>
> In addition, part of the justification for using the ANSI standard is to
> avoid breaking existing jobs. But the new behavior is only applied in
> DataSourceV2, so it won’t affect existing jobs until sources move to v2 and
> break other behavior anyway.
>
> I think that the correct solution is to go with the existing validation
> rules that require explicit casts to truncate values.
>
> That still leaves the use case that motivated this proposal, which is that
> floating point literals are parsed as decimals and fail simple insert
> statements. We already came up with two alternatives to fix that problem in
> the DSv2 sync and I think it is a better idea to go with one of those
> instead of “fixing” Spark in a way that will corrupt data or cause runtime
> failures.
>
> On Thu, Jul 25, 2019 at 9:11 AM Wenchen Fan <cloud0fan@gmail.com> wrote:
>
>> I have heard about many complaints about the old table insertion
>> behavior. Blindly casting everything will leak the user mistake to a late
>> stage of the data pipeline, and make it very hard to debug. When a user
>> writes string values to an int column, it's probably a mistake and the
>> columns are misordered in the INSERT statement.
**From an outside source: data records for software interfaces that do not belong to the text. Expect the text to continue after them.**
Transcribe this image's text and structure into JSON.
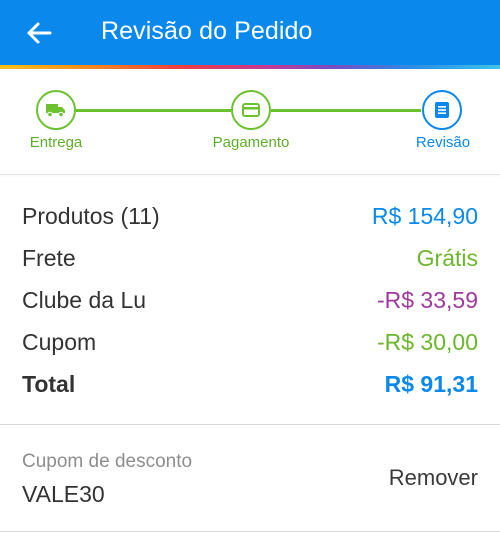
{
  "header": {
    "title": "Revisão do Pedido",
    "back_icon": "arrow-left-icon",
    "background": "#0a88ec"
  },
  "stepper": {
    "steps": [
      {
        "label": "Entrega",
        "icon": "truck-icon",
        "status": "completed"
      },
      {
        "label": "Pagamento",
        "icon": "credit-card-icon",
        "status": "completed"
      },
      {
        "label": "Revisão",
        "icon": "document-icon",
        "status": "current"
      }
    ],
    "colors": {
      "completed": "#6cc12e",
      "current": "#0a88ec"
    }
  },
  "summary": {
    "rows": [
      {
        "label": "Produtos (11)",
        "value": "R$ 154,90",
        "color": "#0a88ec"
      },
      {
        "label": "Frete",
        "value": "Grátis",
        "color": "#6cb62b"
      },
      {
        "label": "Clube da Lu",
        "value": "-R$ 33,59",
        "color": "#a0399b"
      },
      {
        "label": "Cupom",
        "value": "-R$ 30,00",
        "color": "#6cb62b"
      },
      {
        "label": "Total",
        "value": "R$ 91,31",
        "color": "#0a88ec"
      }
    ]
  },
  "coupon": {
    "label": "Cupom de desconto",
    "code": "VALE30",
    "remove_label": "Remover"
  }
}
We should fail the query
>> earlier and ask users to fix the mistake.
>>
>> In the meanwhile, I agree that the new table insertion behavior we
>> introduced for Data Source V2 is too strict. It may fail valid queries
>> unexpectedly.
>>
>> In general, I support the direction of following the ANSI SQL standard.
>> But I'd like to do it with 2 steps:
>> 1. only add cast when the assignment rule is satisfied. This should be
>> the default behavior and we should provide a legacy config to restore to
>> the old behavior.
>> 2. fail the cast operation at runtime if overflow happens. AFAIK Marco
>> Gaido is working on it already. This will have a config as well and by
>> default we still return null.
>>
>> After doing this, the default behavior will be slightly different from
>> the SQL standard (cast can return null), and users can turn on the ANSI
>> mode to fully follow the SQL standard. This is much better than before and
>> should prevent a lot of user mistakes. It's also a reasonable choice to me
>> to not throw exceptions at runtime by default, as it's usually bad for
>> long-running jobs.
>>
>> Thanks,
>> Wenchen
>>
>> On Thu, Jul 25, 2019 at 11:37 PM Gengliang Wang <
>> gengliang.wang@databricks.com> wrote:
>>
>>> Hi everyone,
>>>
>>> I would like to discuss the table insertion behavior of Spark. In the
>>> current data source V2, only UpCast is allowed for table insertion. I think
>>> following ANSI SQL is a better idea.
>>> For more information, please read the Discuss: Follow ANSI SQL on table
>>> insertion
>>> <https://docs.google.com/document/d/1b9nnWWbKVDRp7lpzhQS1buv1_lDzWIZY2ApFs5rBcGI/edit?usp=sharing>
>>> Please let me know if you have any thoughts on this.
>>>
>>> Regards,
>>> Gengliang
>>>
>>
>
> --
> Ryan Blue
> Software Engineer
> Netflix
>

Mime
View raw message